With the availability of so many kinds of insurance, it can be confusing trying to select the kind of insurance that is most appropriate for your personal and financial circumstances. Life insurance is valuable to have for the protection of your financial assets now and to ensure that the costs of your final expenses are taken care of. Life insurance is also worth considering for the unexpected turns that life often takes. Treating many of the diseases that strike older adults is becoming increasingly more expensive and has put a real strain on the retirement funds of many people. You can offset the unexpected and very expensive costs of prolonged medical treatments including extended care nursing, with partial or total withdrawals from your life insurance.
But how do you choose what kind of life insurance is the best fit for your personal circumstances? Should you invest in more than one kind of life insurance? There are many factors that you must consider that will help you in answering these questions. Does your employer offer a life insurance plan? How old are you? Are you nearing or in retirement? What is the state of your present health? What is your family history for major diseases? How much money could you afford to spend monthly, annually, or in one large payment for life insurance? Is your retirement fund big enough to cover retirement living, the expenses of an unexpected and lengthy illness, and also cover the costs of memorial and burial services when you die without having life insurance? These are questions to consider and to consult with a professional insurance agent about as well.

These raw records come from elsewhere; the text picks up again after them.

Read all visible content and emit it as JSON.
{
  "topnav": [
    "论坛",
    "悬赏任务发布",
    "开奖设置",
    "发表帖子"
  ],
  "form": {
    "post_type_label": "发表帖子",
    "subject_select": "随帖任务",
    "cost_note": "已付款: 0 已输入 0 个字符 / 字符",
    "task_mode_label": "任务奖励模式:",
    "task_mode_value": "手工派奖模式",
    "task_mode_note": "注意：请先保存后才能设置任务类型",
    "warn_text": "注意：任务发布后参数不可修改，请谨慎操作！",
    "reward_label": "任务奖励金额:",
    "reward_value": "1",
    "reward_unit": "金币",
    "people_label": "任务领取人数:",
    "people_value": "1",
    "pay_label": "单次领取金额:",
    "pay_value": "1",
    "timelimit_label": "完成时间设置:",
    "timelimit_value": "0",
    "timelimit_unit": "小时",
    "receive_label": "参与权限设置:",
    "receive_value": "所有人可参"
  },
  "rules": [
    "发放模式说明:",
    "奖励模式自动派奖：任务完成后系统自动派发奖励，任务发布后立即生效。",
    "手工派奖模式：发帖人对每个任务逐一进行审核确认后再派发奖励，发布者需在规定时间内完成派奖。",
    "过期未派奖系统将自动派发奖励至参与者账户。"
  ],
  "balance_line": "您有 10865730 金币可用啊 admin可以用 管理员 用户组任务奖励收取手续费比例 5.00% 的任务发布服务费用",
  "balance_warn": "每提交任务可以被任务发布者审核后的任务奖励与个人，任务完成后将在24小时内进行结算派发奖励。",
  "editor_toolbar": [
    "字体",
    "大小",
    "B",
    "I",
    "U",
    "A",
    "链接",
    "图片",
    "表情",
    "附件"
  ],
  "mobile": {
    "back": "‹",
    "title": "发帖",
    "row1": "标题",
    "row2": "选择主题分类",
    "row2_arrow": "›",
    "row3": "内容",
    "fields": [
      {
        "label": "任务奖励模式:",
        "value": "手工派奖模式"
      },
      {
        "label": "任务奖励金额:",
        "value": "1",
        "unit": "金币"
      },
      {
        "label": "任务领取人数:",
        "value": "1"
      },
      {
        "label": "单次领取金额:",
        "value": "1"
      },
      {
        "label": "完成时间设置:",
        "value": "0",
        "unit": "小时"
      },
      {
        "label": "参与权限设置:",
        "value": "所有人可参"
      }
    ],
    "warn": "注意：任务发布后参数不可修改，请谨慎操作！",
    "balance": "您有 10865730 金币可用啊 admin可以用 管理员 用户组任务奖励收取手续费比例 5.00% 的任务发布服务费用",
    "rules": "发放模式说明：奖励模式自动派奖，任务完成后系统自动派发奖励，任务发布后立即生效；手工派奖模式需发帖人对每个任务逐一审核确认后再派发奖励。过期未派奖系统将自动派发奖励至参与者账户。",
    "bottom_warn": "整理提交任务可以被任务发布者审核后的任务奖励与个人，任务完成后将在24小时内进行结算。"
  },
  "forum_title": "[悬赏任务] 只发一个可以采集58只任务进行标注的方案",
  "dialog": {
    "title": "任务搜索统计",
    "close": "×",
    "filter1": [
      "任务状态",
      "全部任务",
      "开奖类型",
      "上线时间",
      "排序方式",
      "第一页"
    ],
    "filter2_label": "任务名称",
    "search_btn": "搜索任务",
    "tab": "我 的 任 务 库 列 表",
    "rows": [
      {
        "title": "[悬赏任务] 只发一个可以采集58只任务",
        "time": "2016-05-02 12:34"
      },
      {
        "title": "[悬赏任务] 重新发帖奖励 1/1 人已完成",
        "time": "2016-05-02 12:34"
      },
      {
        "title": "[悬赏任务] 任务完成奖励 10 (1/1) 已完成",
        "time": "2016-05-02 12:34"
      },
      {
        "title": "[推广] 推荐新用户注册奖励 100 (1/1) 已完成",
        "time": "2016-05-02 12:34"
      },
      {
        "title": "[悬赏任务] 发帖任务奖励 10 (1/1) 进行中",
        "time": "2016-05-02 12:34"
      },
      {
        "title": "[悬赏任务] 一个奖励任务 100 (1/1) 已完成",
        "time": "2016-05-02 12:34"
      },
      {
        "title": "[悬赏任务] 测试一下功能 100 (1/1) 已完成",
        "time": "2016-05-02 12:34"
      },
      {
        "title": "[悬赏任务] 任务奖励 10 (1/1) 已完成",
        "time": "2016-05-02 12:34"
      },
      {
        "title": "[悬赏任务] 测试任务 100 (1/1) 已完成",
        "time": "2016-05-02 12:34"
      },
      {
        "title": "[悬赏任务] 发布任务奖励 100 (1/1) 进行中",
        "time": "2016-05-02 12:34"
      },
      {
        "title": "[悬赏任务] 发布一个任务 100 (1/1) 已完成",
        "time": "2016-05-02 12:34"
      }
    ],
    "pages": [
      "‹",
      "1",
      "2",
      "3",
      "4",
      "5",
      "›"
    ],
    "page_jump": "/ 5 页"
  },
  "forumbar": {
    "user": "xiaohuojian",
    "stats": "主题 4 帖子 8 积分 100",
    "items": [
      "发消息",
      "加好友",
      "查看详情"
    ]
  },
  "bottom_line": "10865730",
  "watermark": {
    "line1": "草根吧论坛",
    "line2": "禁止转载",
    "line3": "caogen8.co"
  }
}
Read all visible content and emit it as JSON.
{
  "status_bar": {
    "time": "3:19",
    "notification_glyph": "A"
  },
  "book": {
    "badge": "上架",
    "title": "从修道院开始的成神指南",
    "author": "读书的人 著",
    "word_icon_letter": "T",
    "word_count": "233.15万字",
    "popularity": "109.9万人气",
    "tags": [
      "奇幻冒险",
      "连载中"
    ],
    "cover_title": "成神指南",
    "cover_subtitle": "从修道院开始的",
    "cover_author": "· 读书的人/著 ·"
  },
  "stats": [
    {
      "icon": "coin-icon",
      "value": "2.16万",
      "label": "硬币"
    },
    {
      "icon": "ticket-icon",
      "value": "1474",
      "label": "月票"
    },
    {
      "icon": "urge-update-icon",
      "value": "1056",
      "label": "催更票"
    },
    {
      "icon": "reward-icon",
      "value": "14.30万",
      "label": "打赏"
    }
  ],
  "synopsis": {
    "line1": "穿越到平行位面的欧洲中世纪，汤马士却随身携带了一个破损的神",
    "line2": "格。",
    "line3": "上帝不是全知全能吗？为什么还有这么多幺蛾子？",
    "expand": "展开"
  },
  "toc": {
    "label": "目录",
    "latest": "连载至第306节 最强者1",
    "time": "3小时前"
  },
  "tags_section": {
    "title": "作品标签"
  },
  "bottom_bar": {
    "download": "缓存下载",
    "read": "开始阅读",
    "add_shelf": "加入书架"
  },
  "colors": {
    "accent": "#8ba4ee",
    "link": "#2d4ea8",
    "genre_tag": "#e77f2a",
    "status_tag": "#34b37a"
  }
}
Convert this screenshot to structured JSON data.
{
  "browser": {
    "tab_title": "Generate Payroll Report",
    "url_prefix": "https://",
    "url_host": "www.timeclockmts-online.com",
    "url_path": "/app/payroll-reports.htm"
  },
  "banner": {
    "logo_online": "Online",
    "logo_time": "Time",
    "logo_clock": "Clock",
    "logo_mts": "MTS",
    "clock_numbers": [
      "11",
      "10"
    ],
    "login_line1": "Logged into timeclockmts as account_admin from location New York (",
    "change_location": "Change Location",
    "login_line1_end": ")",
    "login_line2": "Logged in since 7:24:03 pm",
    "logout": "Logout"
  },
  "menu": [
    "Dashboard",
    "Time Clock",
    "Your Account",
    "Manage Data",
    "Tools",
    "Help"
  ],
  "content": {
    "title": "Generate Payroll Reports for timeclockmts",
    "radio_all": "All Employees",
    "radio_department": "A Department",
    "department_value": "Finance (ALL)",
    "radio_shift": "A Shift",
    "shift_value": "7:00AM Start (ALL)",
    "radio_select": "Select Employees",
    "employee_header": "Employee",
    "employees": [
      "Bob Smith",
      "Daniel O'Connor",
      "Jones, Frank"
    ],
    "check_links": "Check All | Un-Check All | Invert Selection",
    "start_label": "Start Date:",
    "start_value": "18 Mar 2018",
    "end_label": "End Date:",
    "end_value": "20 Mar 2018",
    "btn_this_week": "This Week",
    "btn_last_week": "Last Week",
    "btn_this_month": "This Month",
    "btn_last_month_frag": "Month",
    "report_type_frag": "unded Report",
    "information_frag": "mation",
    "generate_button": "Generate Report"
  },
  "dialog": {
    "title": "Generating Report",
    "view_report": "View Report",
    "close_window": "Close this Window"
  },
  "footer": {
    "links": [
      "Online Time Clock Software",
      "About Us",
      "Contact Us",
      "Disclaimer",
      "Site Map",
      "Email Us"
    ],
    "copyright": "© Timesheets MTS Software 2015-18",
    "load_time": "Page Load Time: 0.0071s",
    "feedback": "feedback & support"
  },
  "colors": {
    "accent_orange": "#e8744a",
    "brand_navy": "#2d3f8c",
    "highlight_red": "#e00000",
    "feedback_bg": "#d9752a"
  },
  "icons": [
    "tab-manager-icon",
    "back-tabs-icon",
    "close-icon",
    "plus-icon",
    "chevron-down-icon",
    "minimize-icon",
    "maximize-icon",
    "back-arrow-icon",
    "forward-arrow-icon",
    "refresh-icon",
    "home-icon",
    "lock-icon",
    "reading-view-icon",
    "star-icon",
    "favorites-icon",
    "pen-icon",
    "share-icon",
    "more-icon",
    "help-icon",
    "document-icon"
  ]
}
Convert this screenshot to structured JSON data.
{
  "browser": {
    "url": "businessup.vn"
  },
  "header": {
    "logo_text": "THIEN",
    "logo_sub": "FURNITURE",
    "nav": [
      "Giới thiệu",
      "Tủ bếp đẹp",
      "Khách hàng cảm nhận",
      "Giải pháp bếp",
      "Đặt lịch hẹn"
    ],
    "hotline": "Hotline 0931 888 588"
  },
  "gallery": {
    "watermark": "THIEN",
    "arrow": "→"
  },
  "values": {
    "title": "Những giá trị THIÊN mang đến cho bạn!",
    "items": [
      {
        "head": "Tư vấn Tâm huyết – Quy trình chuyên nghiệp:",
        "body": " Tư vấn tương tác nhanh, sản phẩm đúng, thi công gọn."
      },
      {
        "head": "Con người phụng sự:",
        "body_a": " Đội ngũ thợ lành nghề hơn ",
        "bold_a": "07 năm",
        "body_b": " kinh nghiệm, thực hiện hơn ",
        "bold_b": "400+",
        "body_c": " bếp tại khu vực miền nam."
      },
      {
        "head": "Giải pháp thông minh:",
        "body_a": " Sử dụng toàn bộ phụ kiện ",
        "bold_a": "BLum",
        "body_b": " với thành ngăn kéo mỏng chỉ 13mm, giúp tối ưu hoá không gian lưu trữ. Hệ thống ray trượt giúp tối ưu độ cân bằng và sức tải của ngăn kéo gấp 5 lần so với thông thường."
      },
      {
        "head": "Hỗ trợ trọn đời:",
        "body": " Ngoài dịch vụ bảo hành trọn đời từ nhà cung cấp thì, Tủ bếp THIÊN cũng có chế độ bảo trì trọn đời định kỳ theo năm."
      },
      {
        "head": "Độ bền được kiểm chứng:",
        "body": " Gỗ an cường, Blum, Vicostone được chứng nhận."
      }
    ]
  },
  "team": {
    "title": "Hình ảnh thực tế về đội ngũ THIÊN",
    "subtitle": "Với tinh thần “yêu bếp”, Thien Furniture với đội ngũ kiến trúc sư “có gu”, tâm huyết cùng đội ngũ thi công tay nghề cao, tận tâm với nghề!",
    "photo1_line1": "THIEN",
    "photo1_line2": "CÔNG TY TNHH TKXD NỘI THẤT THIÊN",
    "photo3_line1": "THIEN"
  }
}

Term life and whole life insurance are the two kinds of life insurances that many of us hear about the most. But what do their names mean and what are the differences between the two? Is one kind of life insurance better overall than the other? The following information is intended to help you better understand term life insurance VS whole life insurance.
Term life insurance is so named because it signifies a kind of life insurance that stays in effect for a specified amount of time. Typically this means time terms of 10, 15, 20, or 30 years. Term life insurance often costs much less than whole life insurance because of these shorter amounts of time that a policy is in effect. That makes it appealing for those that cannot afford whole life insurance, for younger people not ready for whole life insurance yet, or for those not needing longer term life insurance. Your home and other financial assets are fully protected throughout the time term of your policy. This also offers financial security for your loved ones in the event you unexpectedly suffer dismemberment or are killed.
Whole life insurance is so named because this traditional kind of life insurance remains in effect for the life of the policy owner. Whole life premiums cost more than those paid for term life insurance, but whole life insurance carries a guaranteed death benefit and cash value amount. The cash value of whole life insurance grows much more than term life insurance due to the longer term and higher amounts paid in premiums with this kind of life insurance. Dividends are earned and can be used for unexpected costs such as treating a major disease. Whole life insurance offers the same financial protection for your family in the event you experience an accidental or expected death.
Owning both kinds of life insurance is not a bad idea if you can afford to. That way you can tap into whichever life insurance is most liquid and with the fewest penalties for funds for use in times of emergency.